## The data
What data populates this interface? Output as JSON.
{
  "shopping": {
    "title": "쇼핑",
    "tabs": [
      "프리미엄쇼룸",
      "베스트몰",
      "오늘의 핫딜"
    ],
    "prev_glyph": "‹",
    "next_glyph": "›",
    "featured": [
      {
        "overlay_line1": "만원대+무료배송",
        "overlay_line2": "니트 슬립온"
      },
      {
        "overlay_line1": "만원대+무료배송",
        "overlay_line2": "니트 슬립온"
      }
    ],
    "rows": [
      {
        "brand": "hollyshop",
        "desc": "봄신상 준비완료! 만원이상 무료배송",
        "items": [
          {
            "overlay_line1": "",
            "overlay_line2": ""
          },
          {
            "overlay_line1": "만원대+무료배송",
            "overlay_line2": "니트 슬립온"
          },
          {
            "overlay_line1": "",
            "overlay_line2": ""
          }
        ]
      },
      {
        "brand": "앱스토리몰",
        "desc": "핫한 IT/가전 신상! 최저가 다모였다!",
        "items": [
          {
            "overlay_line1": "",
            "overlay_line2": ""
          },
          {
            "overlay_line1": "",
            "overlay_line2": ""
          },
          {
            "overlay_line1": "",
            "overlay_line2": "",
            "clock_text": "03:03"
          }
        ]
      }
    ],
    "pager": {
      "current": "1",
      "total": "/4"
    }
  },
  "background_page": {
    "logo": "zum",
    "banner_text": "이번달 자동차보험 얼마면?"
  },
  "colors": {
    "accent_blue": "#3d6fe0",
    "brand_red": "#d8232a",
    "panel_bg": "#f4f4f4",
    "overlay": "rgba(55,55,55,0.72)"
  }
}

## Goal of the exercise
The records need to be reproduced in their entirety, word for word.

## Output for this task
What data populates this interface? Output as JSON.
{
  "shopping": {
    "title": "쇼핑",
    "tabs": [
      "프리미엄쇼룸",
      "베스트몰",
      "오늘의 핫딜"
    ],
    "prev_glyph": "‹",
    "next_glyph": "›",
    "featured": [
      {
        "overlay_line1": "만원대+무료배송",
        "overlay_line2": "니트 슬립온"
      },
      {
        "overlay_line1": "만원대+무료배송",
        "overlay_line2": "니트 슬립온"
      }
    ],
    "rows": [
      {
        "brand": "hollyshop",
        "desc": "봄신상 준비완료! 만원이상 무료배송",
        "items": [
          {
            "overlay_line1": "",
            "overlay_line2": ""
          },
          {
            "overlay_line1": "만원대+무료배송",
            "overlay_line2": "니트 슬립온"
          },
          {
            "overlay_line1": "",
            "overlay_line2": ""
          }
        ]
      },
      {
        "brand": "앱스토리몰",
        "desc": "핫한 IT/가전 신상! 최저가 다모였다!",
        "items": [
          {
            "overlay_line1": "",
            "overlay_line2": ""
          },
          {
            "overlay_line1": "",
            "overlay_line2": ""
          },
          {
            "overlay_line1": "",
            "overlay_line2": "",
            "clock_text": "03:03"
          }
        ]
      }
    ],
    "pager": {
      "current": "1",
      "total": "/4"
    }
  },
  "background_page": {
    "logo": "zum",
    "banner_text": "이번달 자동차보험 얼마면?"
  },
  "colors": {
    "accent_blue": "#3d6fe0",
    "brand_red": "#d8232a",
    "panel_bg": "#f4f4f4",
    "overlay": "rgba(55,55,55,0.72)"
  }
}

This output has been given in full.